Drug abuse havoc
THE HAVOC wreaked by drug abuse and the massive criminal enterprises that drive it is a scourge which we will not soon be rid of. As we report today, the use of hard drugs like tik, heroin and Mandrax contin- ues to grow, and a new drug, dubbed “whoonga” – a concoction which can include antiretroviral medication, tik, heroin and even rat poison – is gaining a foothold in South Africa.
Nearly half of South Africa’s reported drug-related crime between April last year and March was in the Western Cape, according to the police’s annu- al crime statistics report.
Some 134 840 incidents were recorded nationally; of those 60 409 were in the Western Cape – an in- crease of 14.5 percent over last year’s figures for the region. The number is also 200 percent higher than in the comparable period to March 2004.
This year’s figures revealed that the province’s rate of drug-related crimes, at 1 127 per 100 000 people, is more than four times the national average of 273.
The increased figures, police and experts say, are testimony to the fact that police are making head- way in this battle, though they might also be explained by there being more drugs in circulation thanks to poor border controls.
The Western Cape continues to face a major challenge in combating the deadly effects of drug abuse. This scourge is not limited to the poorer parts of our city; while the residents of the Cape Flats may be worst affected, our reports today show that the drug trade is as active in the suburbs and the CBD.
But more than statistics and reports are required to tackle this epidemic, which has its roots in the greater socio-economic problems facing our country: poverty, poor education and unemployment.
And there are insufficient treatment facilities in the province to adequately deal with the number of addicts.

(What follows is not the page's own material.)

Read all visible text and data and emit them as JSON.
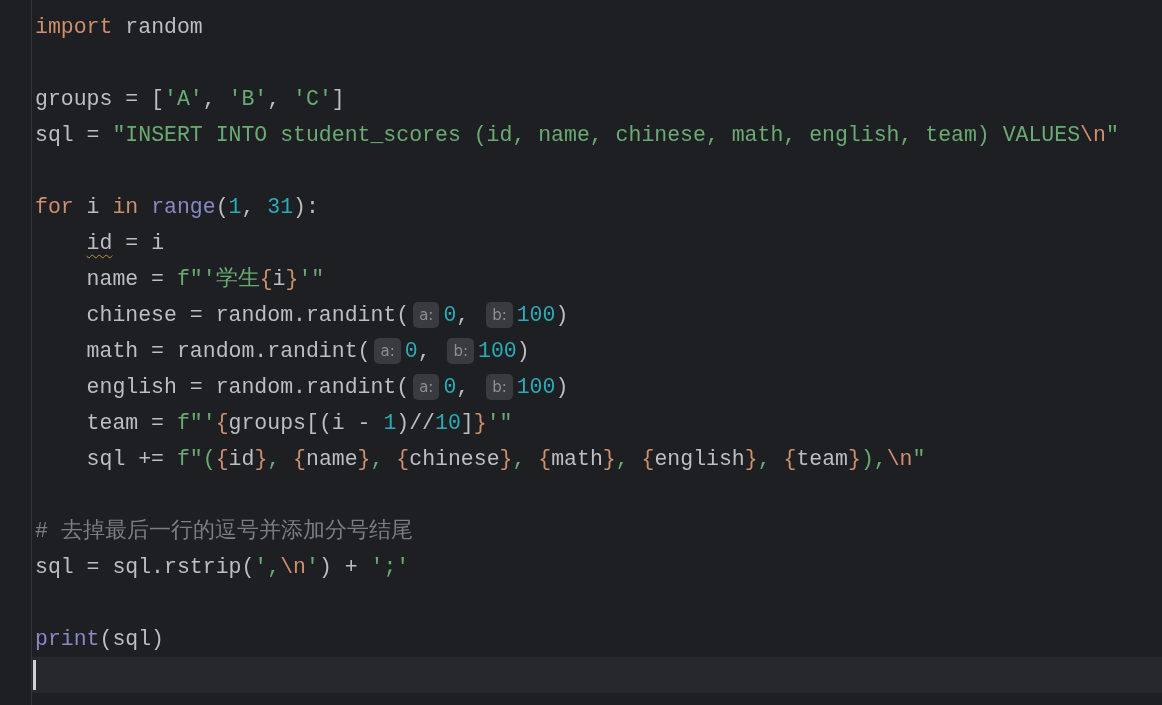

As commendable as the police’s achievements may be, more needs to be done. As critical as it is to clear the streets of drug peddlers and users, the focus must surely be on decapitating the head of the monster – the manufacturers and importers and wholesale distributors of these drugs and their ingredients. Only then will we start to win this war which will continue to destroy the soul of our city, and our country.